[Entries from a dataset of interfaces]
BEGIN
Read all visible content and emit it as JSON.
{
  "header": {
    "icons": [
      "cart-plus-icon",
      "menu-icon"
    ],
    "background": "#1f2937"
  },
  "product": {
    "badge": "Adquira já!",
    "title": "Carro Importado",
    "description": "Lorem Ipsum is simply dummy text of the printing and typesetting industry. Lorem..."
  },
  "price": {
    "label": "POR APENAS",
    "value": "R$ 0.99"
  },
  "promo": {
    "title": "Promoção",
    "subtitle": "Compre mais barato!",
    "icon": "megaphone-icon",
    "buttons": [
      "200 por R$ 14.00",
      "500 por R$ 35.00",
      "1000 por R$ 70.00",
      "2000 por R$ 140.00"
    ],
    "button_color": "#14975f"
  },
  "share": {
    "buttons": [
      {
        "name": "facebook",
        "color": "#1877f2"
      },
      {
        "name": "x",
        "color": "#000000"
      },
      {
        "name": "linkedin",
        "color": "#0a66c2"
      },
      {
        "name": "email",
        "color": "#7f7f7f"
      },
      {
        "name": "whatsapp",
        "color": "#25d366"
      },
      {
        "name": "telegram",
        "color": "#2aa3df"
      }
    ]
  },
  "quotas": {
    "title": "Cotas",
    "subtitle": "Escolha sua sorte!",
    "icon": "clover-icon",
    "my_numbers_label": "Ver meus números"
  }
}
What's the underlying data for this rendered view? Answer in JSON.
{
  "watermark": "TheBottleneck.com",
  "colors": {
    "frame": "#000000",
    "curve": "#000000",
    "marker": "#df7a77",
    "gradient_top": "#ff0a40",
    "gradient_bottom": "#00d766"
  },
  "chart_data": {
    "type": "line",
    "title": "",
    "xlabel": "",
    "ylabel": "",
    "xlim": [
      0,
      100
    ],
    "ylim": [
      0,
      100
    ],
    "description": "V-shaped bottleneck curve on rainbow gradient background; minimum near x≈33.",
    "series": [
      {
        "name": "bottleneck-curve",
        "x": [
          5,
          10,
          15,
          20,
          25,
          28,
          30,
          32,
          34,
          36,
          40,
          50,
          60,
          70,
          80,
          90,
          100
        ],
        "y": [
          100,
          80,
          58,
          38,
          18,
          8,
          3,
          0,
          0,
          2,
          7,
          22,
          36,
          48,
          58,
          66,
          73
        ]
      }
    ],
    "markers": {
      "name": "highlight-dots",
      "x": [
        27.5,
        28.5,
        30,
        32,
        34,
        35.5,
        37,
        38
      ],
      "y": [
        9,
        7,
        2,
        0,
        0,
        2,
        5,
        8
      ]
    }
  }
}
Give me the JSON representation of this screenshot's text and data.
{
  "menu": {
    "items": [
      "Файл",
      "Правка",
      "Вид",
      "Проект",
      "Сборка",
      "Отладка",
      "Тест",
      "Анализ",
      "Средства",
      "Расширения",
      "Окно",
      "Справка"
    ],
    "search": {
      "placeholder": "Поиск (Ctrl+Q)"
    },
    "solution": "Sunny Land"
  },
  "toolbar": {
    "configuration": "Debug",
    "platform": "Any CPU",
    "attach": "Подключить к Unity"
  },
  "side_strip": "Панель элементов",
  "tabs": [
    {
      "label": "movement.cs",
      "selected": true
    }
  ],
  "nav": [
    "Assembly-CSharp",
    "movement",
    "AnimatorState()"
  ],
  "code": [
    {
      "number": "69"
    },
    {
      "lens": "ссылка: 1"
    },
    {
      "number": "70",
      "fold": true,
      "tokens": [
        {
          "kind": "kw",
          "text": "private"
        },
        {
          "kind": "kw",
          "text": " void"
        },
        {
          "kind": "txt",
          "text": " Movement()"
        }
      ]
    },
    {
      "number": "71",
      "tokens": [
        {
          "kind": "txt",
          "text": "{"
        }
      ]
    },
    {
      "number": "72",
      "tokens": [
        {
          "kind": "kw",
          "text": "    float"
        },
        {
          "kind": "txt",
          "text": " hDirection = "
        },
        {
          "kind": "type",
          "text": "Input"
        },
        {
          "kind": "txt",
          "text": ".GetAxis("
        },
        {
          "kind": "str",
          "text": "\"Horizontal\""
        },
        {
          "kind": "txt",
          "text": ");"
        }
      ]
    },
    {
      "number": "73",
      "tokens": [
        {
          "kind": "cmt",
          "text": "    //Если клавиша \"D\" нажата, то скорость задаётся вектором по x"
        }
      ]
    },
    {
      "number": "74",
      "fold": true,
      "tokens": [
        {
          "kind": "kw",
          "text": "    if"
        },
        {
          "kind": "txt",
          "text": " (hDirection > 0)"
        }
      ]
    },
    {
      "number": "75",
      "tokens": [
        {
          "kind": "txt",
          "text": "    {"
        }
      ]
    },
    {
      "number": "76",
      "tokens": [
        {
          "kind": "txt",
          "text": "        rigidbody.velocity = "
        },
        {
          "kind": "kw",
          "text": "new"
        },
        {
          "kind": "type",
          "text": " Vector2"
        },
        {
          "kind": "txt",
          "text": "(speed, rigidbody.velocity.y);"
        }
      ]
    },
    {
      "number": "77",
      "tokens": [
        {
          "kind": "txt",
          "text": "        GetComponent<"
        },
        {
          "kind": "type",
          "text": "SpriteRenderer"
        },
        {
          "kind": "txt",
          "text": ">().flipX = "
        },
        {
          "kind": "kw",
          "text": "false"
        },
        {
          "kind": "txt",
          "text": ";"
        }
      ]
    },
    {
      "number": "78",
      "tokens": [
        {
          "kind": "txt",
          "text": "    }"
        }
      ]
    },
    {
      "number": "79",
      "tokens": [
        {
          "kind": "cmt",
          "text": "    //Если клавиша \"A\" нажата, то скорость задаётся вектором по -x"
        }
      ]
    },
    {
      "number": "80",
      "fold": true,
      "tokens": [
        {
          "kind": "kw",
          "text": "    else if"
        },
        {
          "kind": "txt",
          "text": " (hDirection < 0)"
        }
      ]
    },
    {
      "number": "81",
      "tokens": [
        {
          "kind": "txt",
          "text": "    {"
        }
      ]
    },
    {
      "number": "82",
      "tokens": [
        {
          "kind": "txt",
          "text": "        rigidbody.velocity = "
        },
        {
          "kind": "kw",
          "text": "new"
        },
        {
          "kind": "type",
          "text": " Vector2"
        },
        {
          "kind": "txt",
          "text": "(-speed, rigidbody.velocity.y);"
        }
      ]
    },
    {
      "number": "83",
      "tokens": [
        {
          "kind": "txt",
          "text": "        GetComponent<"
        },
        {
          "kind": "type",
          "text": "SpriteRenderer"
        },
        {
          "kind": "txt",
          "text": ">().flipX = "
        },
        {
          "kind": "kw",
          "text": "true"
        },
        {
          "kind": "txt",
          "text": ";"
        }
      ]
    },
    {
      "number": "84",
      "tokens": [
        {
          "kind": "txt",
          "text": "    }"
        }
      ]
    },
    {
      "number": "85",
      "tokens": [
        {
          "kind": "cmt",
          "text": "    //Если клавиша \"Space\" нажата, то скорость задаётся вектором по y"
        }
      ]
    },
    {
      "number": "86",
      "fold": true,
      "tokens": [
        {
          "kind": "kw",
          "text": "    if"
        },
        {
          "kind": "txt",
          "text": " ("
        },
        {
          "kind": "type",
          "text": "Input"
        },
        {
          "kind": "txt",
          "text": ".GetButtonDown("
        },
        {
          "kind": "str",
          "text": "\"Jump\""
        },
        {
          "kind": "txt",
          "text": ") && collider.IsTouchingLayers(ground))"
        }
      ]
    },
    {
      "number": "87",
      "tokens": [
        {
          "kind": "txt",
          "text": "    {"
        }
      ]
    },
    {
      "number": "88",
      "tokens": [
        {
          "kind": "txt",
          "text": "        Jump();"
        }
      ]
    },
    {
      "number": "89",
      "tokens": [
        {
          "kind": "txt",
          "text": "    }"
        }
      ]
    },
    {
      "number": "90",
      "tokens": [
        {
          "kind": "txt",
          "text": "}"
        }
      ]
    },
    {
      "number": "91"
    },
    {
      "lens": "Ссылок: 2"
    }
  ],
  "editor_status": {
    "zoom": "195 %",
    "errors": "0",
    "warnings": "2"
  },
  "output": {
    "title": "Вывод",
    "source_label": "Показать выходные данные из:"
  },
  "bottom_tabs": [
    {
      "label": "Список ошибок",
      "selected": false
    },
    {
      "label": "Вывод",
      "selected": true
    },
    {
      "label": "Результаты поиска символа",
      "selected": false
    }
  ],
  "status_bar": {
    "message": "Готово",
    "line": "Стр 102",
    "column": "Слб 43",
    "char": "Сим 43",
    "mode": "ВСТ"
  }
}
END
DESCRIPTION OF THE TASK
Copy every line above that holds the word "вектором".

SOLUTION BELOW
          "text": "    //Если клавиша \"D\" нажата, то скорость задаётся вектором по x"
          "text": "    //Если клавиша \"A\" нажата, то скорость задаётся вектором по -x"
          "text": "    //Если клавиша \"Space\" нажата, то скорость задаётся вектором по y"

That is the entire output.